Bombings and the continuous emergence of new and novel explosive compounds necessitate the need for reliable explosive detection devices. Vapor detection methods for sampling and detecting energetic materials or improvised explosive devices (IEDs) are most attractive because they are sensitive, selective, and afford non-invasive, standoff detection. To develop reliable vapor detection devices for energetic materials we need to know (1) what and (2) how much is in the vapor phase above the energetic material or IED. Here, we present a method that both identifies and quantifies components (even trace components of low volatility) above energetic materials. This method is a modified purge and trap approach that makes use of cryoadsoption on short alumina-coated porous layer open tubular (PLOT) columns. To illustrate this method, we performed headspace measurements on practical military and industrial plastic bonded explosives (PBXs) including tagged C-4, Semtex-1A, Semtex-H, detonator cord (detcord) and detonator sheet (Detaflex). Components of the headspace were identified and quantitated as a function of temperature. The data are presented in the form of the van t Hoff nist-equation. The linear relationship of the recovered mass as a function of inverse collection temperature reveals the predictive capabilities of the methodology employed here. Thus, the necessary data for standardization and calibration of current and emerging in-the-field vapor detection devices is possible.

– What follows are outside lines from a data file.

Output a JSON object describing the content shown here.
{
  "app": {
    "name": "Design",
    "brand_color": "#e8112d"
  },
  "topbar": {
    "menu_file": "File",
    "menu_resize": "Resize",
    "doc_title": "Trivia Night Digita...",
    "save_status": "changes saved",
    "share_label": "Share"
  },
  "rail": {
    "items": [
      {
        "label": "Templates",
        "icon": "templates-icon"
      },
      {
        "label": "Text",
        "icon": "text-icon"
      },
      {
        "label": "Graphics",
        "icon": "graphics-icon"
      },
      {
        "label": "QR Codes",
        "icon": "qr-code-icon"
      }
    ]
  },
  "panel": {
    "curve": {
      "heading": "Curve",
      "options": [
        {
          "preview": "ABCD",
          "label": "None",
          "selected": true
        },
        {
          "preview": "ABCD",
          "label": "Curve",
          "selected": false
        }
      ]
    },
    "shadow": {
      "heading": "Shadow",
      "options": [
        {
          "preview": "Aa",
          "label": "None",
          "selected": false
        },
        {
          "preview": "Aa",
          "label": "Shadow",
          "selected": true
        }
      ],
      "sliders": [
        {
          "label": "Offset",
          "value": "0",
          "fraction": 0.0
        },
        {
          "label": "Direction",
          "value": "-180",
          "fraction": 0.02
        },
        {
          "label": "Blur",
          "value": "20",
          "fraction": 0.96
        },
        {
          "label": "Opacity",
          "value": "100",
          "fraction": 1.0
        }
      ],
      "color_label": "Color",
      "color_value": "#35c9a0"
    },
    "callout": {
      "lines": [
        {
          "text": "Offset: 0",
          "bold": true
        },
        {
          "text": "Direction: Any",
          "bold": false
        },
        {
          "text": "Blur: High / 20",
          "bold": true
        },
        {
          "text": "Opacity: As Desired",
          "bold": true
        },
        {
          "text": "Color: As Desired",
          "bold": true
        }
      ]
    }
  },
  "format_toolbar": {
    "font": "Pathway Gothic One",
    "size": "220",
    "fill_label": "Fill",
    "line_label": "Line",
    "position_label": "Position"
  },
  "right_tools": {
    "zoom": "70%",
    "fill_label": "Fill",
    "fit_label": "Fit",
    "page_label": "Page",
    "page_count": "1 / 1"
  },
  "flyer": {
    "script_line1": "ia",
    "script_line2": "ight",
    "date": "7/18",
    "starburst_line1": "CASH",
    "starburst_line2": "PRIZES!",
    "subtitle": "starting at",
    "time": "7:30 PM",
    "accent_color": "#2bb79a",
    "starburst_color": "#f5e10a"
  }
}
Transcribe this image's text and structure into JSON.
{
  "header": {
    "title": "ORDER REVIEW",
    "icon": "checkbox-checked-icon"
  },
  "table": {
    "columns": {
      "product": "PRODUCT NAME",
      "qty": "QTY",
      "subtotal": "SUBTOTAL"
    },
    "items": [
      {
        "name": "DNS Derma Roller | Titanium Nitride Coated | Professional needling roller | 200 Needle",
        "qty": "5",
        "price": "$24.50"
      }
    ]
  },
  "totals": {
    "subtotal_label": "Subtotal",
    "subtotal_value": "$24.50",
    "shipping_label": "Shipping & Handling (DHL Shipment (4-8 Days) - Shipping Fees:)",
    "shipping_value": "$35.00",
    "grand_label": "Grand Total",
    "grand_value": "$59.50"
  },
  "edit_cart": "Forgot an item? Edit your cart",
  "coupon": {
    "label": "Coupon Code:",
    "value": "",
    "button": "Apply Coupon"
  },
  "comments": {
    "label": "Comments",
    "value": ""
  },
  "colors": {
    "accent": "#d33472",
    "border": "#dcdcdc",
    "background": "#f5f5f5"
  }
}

Cryoadsoroption, detonator cord/sheet, headspace analysis, plastic explosives, purge and trap, Semtex